While the future looks challenging for Atacama's battling table grape sector in the wake of floods, its biological history has at least been preserved with the region's heritage Thompson Seedless rootstock surviving the disaster.
The rootstock was brought to the field, now the property of Tres Soles which supplies grapes to exporter Subsole, by late fruit industry Alfonso Prohens Arias in 1952.
At one corner of the rootstock's plot a post holding up the vines is almost completely submerged by clay, dried out from muddy water that infringed on the property, but at the other end it is in good form.
Prohens' son, also named Alfonso, tells www.freshfruitportal.com his team is now digging out the soil on the vineyard row-by-row.
Still without internet and phone connections on the farm, Prohens says the flood hit around 20% of his grape production, but a fair chunk of the land was in a point of transition toward new varieties.
"Last year we had changed 10 hectares and this year we were going to change 10 more. I've got the plants and everything, but they're not planted yet," he says.
"My idea was not to lower productivity – we have this new project of renewal but now in this situation we just have to accelerate the process so they [the authorities] help us.
"The irrigation system is fine thankfully. I'm lacking just one [well] out of four. We're currently drying it out, trying to fix it."
He adds the best way the international produce industry and consumers can help the region in the wake of this disaster is to keep buying Atacama-grown table grapes.

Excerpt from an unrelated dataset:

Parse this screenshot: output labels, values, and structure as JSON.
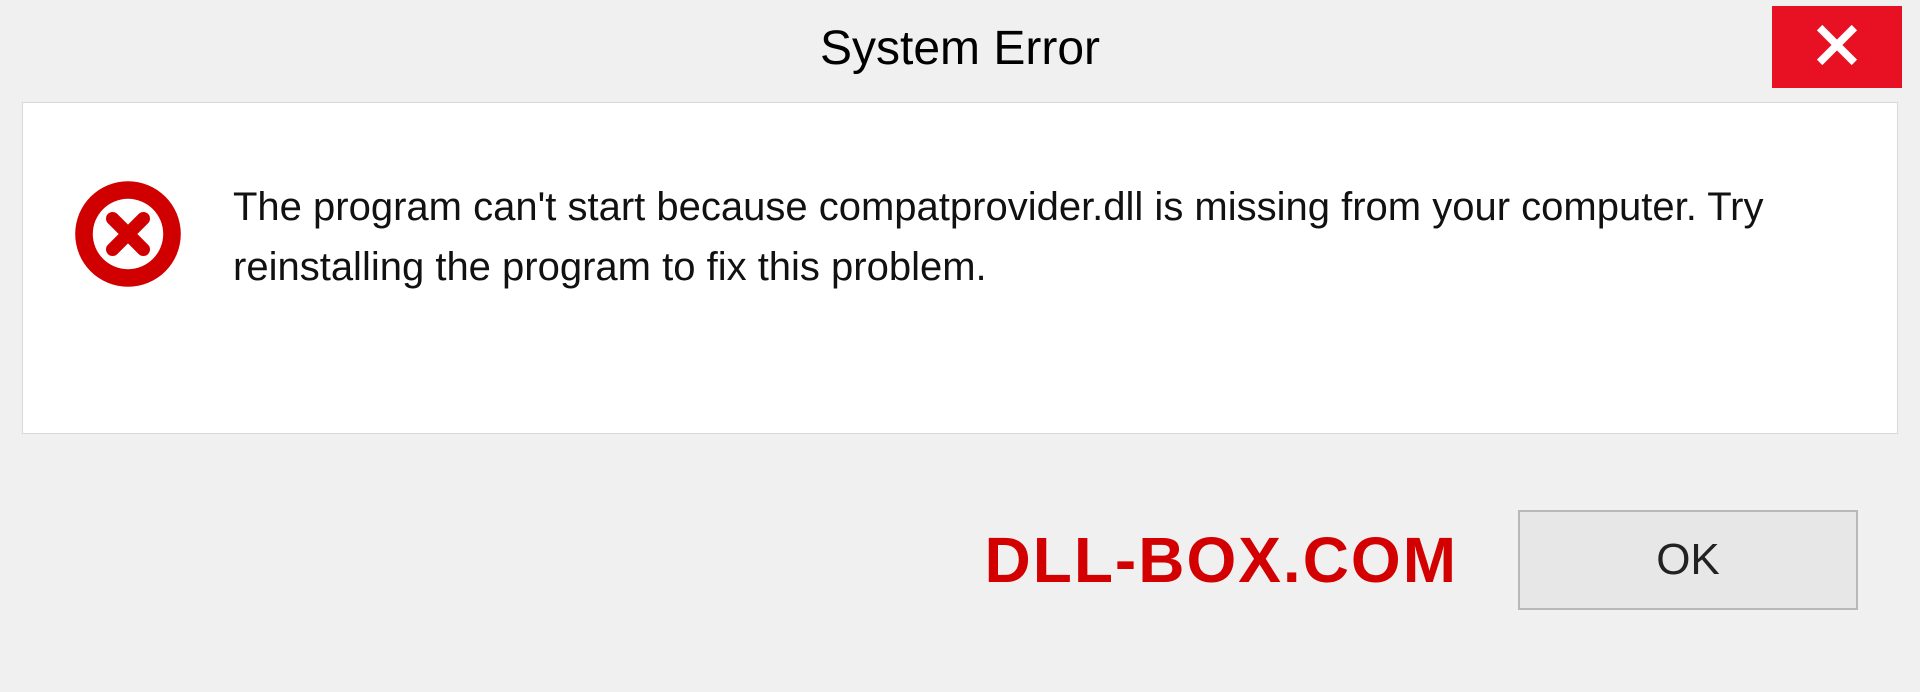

Alfonso Prohens said he had been very active in helping the local community recover from the disaster, along with his brothers including Jaime whose facilities are being used as a distribution center for the relief effort.